__THE TASK__
For each line below that holds the string "Ausgaben", add one to a tally; report that tally alone.

__Data about app and page elements__

***

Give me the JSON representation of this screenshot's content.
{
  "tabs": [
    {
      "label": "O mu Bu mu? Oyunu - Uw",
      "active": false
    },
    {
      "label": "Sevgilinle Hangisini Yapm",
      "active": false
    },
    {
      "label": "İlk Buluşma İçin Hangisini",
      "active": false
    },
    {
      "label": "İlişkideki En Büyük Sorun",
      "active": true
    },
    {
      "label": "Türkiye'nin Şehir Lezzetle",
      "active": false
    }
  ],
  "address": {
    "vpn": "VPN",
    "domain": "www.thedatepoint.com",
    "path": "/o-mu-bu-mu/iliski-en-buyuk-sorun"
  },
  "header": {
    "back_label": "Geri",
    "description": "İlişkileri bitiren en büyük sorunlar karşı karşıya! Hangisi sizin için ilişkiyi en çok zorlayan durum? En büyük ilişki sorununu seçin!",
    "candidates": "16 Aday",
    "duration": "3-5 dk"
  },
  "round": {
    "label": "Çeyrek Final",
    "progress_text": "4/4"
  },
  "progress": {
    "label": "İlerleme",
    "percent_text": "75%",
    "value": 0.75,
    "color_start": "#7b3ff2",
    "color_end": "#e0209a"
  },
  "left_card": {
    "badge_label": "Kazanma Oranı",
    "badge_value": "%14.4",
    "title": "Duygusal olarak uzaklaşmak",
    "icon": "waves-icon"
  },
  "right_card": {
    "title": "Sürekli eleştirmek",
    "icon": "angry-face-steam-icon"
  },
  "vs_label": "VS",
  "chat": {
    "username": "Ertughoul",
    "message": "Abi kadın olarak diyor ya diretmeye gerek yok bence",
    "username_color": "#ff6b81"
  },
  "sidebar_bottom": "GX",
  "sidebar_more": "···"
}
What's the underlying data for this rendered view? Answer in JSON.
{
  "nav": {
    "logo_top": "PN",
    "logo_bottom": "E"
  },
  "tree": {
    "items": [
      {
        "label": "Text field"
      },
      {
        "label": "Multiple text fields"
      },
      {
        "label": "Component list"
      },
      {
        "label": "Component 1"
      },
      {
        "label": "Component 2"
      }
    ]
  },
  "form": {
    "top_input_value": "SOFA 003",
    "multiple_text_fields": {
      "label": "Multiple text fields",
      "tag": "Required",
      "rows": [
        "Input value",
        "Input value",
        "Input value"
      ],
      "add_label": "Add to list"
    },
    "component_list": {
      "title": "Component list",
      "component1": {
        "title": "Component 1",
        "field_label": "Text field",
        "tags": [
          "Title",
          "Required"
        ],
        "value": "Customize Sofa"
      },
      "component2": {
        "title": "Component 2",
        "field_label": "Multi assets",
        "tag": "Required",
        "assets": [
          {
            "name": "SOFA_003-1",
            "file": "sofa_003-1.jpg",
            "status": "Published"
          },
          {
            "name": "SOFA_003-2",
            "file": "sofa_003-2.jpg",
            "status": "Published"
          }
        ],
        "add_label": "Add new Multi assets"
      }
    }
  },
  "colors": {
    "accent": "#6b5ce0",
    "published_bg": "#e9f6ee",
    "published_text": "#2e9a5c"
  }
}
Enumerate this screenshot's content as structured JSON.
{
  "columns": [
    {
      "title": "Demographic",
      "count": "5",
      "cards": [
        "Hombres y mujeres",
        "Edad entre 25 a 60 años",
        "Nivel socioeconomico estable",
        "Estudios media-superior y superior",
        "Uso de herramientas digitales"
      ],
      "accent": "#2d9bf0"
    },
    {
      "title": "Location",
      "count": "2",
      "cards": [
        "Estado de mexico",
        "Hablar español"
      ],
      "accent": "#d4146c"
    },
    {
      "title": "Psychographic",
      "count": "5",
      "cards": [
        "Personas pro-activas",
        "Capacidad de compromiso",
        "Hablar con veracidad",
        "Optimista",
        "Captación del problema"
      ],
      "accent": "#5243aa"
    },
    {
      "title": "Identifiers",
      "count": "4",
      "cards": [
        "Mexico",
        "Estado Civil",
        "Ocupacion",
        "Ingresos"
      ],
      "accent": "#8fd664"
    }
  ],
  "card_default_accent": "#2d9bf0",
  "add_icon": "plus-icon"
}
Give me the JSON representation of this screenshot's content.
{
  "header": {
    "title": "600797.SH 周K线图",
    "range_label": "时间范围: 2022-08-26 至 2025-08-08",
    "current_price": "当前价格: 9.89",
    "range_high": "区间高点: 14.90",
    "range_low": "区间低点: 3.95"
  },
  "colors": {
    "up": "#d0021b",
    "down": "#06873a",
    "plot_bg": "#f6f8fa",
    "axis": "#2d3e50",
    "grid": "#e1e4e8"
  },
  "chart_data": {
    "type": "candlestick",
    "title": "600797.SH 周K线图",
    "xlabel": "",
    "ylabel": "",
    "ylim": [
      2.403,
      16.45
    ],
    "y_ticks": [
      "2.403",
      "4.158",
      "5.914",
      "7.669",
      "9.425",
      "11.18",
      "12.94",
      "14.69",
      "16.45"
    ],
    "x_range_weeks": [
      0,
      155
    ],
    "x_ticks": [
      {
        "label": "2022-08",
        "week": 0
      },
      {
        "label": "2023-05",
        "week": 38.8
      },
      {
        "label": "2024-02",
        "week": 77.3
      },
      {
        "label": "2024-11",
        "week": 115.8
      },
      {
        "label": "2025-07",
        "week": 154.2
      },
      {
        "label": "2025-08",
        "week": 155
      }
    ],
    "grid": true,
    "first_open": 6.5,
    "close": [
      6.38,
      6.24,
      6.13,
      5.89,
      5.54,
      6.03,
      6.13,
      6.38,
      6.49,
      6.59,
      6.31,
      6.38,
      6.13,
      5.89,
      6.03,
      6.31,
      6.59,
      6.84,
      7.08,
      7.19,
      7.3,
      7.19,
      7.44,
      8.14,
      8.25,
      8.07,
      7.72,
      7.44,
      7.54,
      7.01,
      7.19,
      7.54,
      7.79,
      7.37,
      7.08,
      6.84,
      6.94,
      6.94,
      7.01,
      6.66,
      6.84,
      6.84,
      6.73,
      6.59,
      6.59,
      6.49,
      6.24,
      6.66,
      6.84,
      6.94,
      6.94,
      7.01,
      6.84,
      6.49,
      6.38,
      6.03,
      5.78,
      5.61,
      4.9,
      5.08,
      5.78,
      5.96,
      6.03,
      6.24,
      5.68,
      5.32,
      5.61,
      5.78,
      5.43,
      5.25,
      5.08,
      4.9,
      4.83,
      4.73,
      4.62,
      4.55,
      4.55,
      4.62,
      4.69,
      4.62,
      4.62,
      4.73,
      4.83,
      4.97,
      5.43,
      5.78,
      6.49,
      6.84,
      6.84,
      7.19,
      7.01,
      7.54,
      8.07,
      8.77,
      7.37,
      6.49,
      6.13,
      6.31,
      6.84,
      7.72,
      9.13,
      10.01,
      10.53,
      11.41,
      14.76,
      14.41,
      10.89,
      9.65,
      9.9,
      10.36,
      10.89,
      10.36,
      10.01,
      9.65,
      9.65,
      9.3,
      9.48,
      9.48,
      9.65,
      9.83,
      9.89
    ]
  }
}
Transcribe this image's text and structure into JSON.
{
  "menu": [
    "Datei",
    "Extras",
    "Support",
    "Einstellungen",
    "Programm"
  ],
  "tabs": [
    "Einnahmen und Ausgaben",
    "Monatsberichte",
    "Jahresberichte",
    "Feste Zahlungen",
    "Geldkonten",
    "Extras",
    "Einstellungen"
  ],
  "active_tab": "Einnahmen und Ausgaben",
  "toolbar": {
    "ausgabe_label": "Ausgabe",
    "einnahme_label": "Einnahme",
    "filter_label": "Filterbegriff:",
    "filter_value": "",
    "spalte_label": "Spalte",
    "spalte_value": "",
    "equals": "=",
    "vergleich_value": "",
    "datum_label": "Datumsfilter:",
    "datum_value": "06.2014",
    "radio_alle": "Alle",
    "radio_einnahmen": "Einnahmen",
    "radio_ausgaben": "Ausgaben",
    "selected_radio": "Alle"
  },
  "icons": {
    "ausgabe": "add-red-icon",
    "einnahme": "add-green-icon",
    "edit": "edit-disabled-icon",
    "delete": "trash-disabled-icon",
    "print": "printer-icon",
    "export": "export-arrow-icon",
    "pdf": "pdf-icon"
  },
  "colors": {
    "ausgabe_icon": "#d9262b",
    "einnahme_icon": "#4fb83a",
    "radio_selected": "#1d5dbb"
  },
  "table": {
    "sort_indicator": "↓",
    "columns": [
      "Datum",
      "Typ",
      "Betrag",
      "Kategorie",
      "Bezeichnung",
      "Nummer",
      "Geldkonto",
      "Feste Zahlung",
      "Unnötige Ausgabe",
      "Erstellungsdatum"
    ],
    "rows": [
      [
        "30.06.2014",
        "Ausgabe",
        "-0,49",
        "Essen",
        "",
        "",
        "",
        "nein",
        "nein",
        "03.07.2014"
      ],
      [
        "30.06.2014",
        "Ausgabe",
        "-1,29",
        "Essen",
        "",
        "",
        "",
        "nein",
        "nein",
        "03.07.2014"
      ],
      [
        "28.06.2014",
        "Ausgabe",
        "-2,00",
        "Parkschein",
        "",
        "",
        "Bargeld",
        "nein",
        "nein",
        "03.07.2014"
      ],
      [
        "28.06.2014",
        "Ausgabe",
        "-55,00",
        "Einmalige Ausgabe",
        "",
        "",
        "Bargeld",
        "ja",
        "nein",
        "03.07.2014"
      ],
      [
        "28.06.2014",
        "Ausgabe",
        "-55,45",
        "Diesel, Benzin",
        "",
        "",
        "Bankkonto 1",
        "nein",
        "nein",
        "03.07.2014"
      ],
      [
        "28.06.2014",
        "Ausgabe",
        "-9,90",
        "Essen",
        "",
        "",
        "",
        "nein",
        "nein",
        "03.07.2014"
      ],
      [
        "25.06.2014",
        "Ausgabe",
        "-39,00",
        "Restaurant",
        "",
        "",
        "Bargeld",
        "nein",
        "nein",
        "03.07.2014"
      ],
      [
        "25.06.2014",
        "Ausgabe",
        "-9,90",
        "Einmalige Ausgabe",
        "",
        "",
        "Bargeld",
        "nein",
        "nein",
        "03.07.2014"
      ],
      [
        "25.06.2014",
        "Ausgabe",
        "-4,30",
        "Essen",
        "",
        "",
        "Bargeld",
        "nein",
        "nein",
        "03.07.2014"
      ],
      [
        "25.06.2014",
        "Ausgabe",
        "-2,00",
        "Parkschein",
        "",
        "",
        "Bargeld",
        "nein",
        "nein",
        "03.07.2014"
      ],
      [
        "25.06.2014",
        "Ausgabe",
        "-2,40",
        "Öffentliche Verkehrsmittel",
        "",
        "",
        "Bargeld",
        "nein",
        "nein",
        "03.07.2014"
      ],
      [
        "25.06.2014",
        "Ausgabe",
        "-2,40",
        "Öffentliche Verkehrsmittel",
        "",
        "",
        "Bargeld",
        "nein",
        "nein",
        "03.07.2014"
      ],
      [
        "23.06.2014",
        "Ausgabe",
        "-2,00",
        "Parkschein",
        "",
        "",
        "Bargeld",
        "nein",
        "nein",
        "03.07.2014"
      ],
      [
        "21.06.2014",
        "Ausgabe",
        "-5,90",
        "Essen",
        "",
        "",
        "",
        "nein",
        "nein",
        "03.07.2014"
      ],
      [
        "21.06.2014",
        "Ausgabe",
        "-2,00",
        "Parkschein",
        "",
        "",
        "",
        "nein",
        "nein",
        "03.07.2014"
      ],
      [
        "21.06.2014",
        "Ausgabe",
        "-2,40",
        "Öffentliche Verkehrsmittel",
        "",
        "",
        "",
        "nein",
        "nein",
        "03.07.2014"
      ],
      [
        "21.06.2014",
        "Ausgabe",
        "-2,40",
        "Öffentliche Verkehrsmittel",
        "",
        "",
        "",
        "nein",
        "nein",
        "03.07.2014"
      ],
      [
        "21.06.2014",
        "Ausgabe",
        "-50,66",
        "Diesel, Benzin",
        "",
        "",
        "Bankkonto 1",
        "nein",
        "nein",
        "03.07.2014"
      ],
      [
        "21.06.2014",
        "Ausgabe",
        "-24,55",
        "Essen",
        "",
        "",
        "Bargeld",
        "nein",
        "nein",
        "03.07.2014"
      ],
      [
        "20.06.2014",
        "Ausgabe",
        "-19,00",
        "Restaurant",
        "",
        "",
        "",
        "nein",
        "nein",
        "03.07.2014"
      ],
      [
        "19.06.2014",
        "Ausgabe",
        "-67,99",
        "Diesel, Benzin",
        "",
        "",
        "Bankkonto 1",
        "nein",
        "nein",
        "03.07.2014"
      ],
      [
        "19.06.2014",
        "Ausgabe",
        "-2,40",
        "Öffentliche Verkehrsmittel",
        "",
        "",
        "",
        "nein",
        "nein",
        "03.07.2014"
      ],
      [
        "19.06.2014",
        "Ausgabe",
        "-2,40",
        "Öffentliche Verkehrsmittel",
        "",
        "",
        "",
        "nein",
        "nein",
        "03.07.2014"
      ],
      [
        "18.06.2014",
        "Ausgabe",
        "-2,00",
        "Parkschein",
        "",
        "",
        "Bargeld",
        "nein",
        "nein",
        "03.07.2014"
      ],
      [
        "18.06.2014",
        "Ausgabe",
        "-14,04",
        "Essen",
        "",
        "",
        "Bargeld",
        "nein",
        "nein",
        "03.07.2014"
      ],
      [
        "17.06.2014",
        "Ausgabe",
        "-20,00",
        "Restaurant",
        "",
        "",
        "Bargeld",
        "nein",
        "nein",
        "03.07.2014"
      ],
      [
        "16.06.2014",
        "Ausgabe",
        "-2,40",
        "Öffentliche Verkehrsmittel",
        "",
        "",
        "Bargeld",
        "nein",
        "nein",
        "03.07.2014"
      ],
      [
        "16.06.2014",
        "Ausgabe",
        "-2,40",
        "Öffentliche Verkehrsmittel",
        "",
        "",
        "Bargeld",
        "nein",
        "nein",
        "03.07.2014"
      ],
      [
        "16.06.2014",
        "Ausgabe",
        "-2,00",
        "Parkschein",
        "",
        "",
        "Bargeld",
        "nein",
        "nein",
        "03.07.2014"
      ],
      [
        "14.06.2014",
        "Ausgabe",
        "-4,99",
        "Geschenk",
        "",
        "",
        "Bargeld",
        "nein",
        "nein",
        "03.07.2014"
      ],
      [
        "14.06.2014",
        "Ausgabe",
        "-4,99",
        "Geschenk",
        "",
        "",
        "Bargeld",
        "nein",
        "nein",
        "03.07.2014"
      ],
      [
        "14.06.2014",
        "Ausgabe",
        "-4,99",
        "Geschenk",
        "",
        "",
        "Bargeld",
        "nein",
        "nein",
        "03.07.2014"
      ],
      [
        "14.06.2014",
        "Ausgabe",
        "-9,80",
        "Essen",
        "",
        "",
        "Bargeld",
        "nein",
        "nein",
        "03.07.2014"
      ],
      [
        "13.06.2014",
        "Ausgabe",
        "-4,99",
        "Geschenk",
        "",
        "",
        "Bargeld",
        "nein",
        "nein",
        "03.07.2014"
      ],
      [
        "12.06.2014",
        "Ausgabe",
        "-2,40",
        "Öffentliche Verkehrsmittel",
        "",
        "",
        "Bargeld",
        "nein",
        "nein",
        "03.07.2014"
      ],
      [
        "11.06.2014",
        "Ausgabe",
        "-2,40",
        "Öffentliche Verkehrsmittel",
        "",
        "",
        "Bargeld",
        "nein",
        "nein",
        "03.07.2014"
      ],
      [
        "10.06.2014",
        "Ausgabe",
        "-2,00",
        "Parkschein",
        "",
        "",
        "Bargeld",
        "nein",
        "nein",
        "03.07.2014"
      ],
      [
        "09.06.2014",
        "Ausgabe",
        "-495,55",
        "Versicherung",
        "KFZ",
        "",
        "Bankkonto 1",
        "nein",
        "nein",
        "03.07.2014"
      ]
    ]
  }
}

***

__RESPONSE FOR THIS EXERCISE__
3